All this time I have been cooking and now writing about how food is such an integral part of my life and family, never did I expect it to help me forgive the unforgivable. Two years ago, my son (then in 1st grade) was at soccer practice. The coaches were pretty intense and were lecturing these little 6 yr. olds on the game. My son and another boy were bored and started goofing off. My son tripped the boy (he was fine) and all of the sudden, his raging mother ran on to the field yelling and screaming to the coaches and pointing in my son’s face. I quickly tried to get control and calm everyone down, including my son who was now scared and crying. I asked to speak to the woman in private and tried to talk this out. She went on to verbally abuse me like nothing I have ever experienced in my life.

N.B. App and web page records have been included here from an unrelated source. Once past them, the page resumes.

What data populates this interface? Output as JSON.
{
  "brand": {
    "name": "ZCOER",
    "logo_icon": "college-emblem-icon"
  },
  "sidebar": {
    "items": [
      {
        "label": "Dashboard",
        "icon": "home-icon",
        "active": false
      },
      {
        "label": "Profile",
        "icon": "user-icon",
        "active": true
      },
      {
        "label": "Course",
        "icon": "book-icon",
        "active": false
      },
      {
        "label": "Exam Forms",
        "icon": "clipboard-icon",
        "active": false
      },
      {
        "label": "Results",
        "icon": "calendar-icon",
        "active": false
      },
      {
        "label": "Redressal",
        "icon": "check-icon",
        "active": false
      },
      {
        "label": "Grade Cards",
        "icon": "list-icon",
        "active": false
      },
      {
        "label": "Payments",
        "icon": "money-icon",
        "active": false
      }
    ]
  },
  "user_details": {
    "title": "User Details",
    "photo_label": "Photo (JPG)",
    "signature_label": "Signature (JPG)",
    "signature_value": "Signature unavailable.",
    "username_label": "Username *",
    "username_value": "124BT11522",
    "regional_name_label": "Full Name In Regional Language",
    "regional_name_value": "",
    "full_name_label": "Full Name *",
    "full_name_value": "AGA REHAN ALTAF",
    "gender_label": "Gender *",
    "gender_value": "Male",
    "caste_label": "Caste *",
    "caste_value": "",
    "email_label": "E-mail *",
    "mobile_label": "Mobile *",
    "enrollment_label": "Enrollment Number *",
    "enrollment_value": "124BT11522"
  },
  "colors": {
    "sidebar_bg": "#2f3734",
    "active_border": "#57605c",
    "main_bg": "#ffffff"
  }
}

I had to fight back my tears. I never pull this card but I told her that my son had some social challenges and that he did not hurt her boy on purpose. She didn’t care. I explained that some things were more difficult for him. She didn’t care.
She continued with the verbal abuse until I told her what she wanted to hear, “I am sorry that this happened and I will talk to my son about it”. It took all my strength to hold it together until I was alone and then cried harder than I did when they told me my mother had just months to live. I managed to avoid her for the rest of the season. About a year later I saw her in Marshalls, my face went white and I could barely move. I never forgot – two years have gone by and I still get choked up thinking about it.
One of my very dear friends recently had foot surgery and was laid up on the couch, so I went (of course with food) for a visit. The woman who recommended the doctor felt bad for her and called to say that she was stopping by with dinner. How nice – they weren’t even close! I went to answer the door and right in front of me was my abuser “scary soccer mom”. I managed to somehow open the door and let her in. We both pretended we never met. I stood there while she chatted with my friend who thanked her profusely for the kind dinner. There is NOTHING this woman could have done for ME to make me forgive her. However, my friend you see, is a young widow with young children, and watching my abuser do something so selfless for HER (out of all people) was a different story – it was at least a start. As it turns out, “the family dinner” is way more powerful than even I knew.
Tonight…we’re taking the kids out.